In his video, fifth-generation serviceman and Vietnam vet Bruce Jeffrey touches on the impact of war on family and mental health.
“Our families are not untouched by the scars and mental trauma that war and military service can cause. Anzac Day gives us a chance to wrap our arms around each other and be thankful that we have a family to support us,” he says.
“As we know, not everybody that returns from war has the support of loved ones to help them fight the demons that remain long after their service ends.
“Anzac Day to our family means legacy. As we age, we have made sure that our children and grandchildren are brought up knowing about the Anzac legend, what Anzac Day means and how important it is to commemorate and pause to reflect on the sacrifices of others.”

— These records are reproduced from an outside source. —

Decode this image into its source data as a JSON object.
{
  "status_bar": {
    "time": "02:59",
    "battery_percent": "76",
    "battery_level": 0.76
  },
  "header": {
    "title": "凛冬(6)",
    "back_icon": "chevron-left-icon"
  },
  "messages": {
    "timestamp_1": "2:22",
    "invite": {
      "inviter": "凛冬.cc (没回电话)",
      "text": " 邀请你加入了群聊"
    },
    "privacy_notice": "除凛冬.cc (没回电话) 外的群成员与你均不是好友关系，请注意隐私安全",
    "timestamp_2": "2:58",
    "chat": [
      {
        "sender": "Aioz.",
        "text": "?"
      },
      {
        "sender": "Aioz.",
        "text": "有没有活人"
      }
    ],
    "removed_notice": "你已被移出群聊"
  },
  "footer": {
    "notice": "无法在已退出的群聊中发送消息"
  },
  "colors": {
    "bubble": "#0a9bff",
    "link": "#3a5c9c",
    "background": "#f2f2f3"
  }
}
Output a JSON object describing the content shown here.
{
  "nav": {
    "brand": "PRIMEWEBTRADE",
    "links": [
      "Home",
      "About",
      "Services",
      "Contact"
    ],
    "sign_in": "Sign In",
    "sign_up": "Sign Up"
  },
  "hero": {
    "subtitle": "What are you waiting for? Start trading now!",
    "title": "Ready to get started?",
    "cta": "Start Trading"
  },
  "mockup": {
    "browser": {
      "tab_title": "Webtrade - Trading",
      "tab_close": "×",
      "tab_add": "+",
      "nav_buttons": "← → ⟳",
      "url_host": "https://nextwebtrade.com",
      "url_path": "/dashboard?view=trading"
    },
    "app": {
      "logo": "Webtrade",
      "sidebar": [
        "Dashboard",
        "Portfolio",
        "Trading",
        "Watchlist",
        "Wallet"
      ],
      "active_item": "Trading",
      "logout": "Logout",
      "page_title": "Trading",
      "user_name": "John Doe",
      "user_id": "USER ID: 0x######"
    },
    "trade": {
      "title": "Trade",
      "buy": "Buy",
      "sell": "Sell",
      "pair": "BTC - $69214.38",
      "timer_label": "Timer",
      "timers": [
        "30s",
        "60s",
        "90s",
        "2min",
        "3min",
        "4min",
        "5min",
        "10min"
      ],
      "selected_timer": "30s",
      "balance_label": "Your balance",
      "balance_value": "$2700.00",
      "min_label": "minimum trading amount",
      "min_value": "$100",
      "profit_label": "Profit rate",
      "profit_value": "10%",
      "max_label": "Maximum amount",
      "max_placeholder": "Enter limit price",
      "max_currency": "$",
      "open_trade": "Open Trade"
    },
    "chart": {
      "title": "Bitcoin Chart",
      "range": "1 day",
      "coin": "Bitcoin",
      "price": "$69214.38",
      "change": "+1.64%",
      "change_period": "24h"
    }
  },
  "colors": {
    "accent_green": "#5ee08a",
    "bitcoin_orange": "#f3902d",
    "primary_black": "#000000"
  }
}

Caris said reflecting on the Anzac spirit was not only important for those who served and their families.
Everyone can have valuable reflections on those whose sacrifices made possible the country we live in today.
“As years go on, and older generations get older, it’s easy to forget that,” she said.
“We need to keep people talking about it and keep that story alive. Perhaps even open people’s eyes to a new perspective.”
Post your Voices of Anzac video on Facebook or Instagram with the #voicesofanzac hashtag or email it to email@example.com for inclusion on the Military Shop website, Facebook and Instagram.